_What you need to do_
Would you please copy each line of the listing that mentions "label"?

_Records to use_
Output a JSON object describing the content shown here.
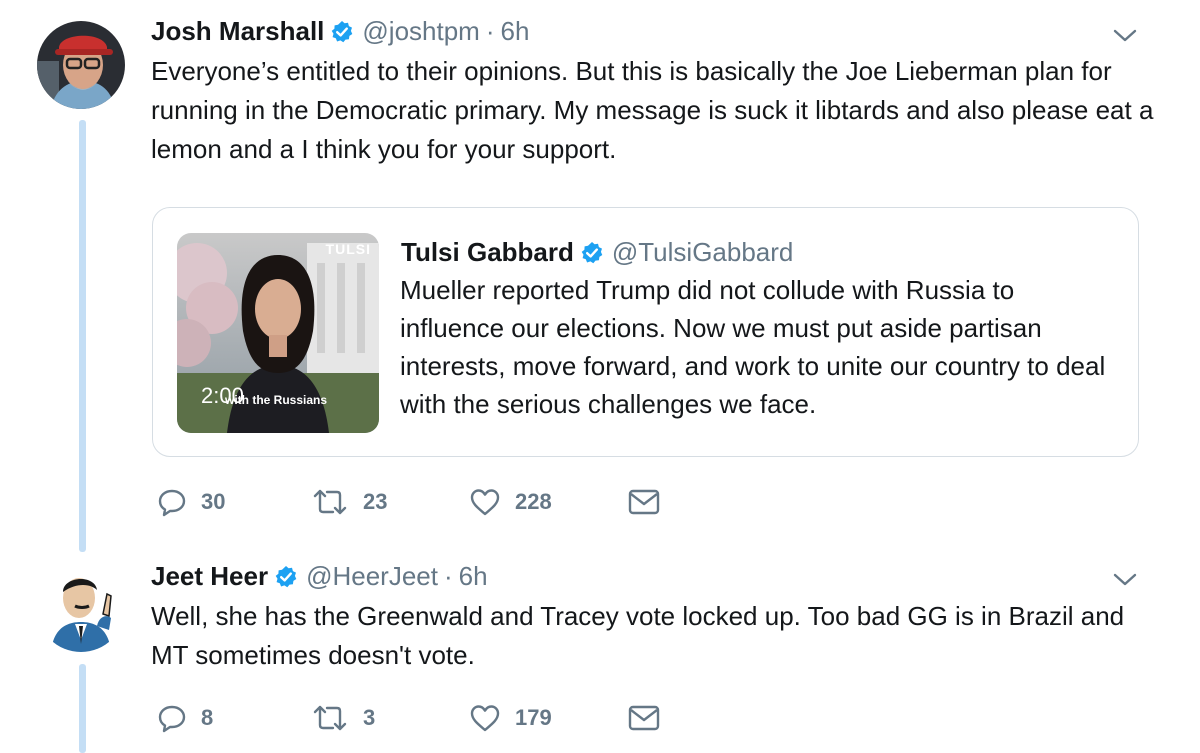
{
  "tweets": [
    {
      "name": "Josh Marshall",
      "handle": "@joshtpm",
      "separator": "·",
      "time": "6h",
      "text": "Everyone’s entitled to their opinions. But this is basically the Joe Lieberman plan for running in the Democratic primary. My message is suck it libtards and also please eat a lemon and a I think you for your support.",
      "quote": {
        "name": "Tulsi Gabbard",
        "handle": "@TulsiGabbard",
        "text": "Mueller reported Trump did not collude with Russia to influence our elections. Now we must put aside partisan interests, move forward, and work to unite our country to deal with the serious challenges we face.",
        "video_brand": "TULSI",
        "video_duration": "2:00",
        "video_caption": "with the Russians"
      },
      "actions": {
        "replies": "30",
        "retweets": "23",
        "likes": "228"
      }
    },
    {
      "name": "Jeet Heer",
      "handle": "@HeerJeet",
      "separator": "·",
      "time": "6h",
      "text": "Well, she has the Greenwald and Tracey vote locked up. Too bad GG is in Brazil and MT sometimes doesn't vote.",
      "actions": {
        "replies": "8",
        "retweets": "3",
        "likes": "179"
      }
    }
  ],
  "icons": {
    "verified": "verified-badge-icon",
    "caret": "chevron-down-icon",
    "reply": "reply-icon",
    "retweet": "retweet-icon",
    "like": "heart-icon",
    "dm": "envelope-icon"
  },
  "colors": {
    "verified": "#1da1f2",
    "thread_line": "#c4def5",
    "secondary_text": "#657786",
    "border": "#d6dde3"
  }
}
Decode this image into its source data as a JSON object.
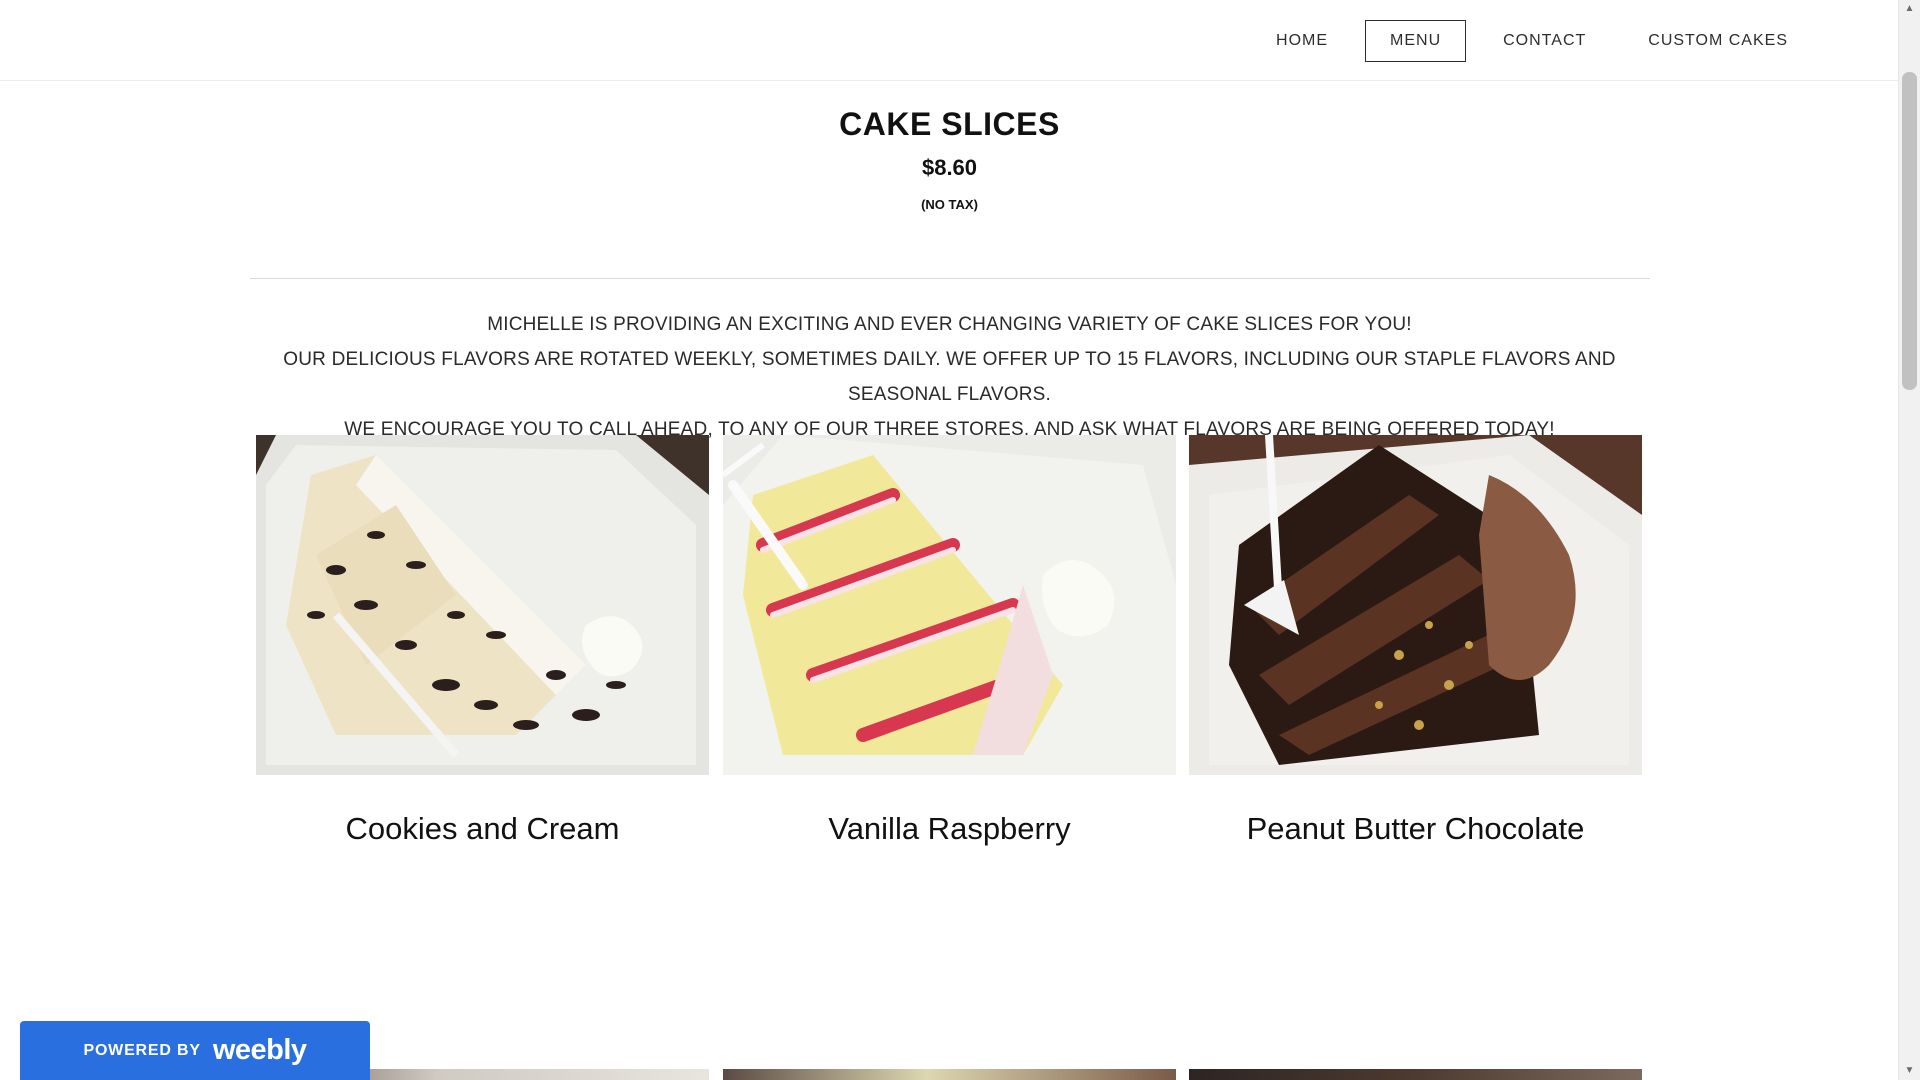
{
  "nav": {
    "items": [
      {
        "label": "HOME",
        "active": false
      },
      {
        "label": "MENU",
        "active": true
      },
      {
        "label": "CONTACT",
        "active": false
      },
      {
        "label": "CUSTOM CAKES",
        "active": false
      }
    ]
  },
  "section": {
    "title": "CAKE SLICES",
    "price": "$8.60",
    "note": "(NO TAX)"
  },
  "description": {
    "line1": "MICHELLE IS PROVIDING AN EXCITING AND EVER CHANGING VARIETY OF CAKE SLICES FOR YOU!",
    "line2": "OUR DELICIOUS FLAVORS ARE ROTATED WEEKLY, SOMETIMES DAILY. WE OFFER UP TO 15 FLAVORS, INCLUDING OUR STAPLE FLAVORS AND SEASONAL FLAVORS.",
    "line3_before": "WE ENCOURAGE YOU TO ",
    "line3_link": "CALL AHEAD",
    "line3_after": ", TO ANY OF OUR THREE STORES, AND ASK WHAT FLAVORS ARE BEING OFFERED TODAY!"
  },
  "flavors": [
    {
      "name": "Cookies and Cream"
    },
    {
      "name": "Vanilla Raspberry"
    },
    {
      "name": "Peanut Butter Chocolate"
    }
  ],
  "badge": {
    "small": "POWERED BY",
    "brand": "weebly"
  },
  "colors": {
    "badge_blue": "#2a6fe0",
    "text_dark": "#111111"
  }
}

_Your response_
        "label": "HOME",
        "label": "MENU",
        "label": "CONTACT",
        "label": "CUSTOM CAKES",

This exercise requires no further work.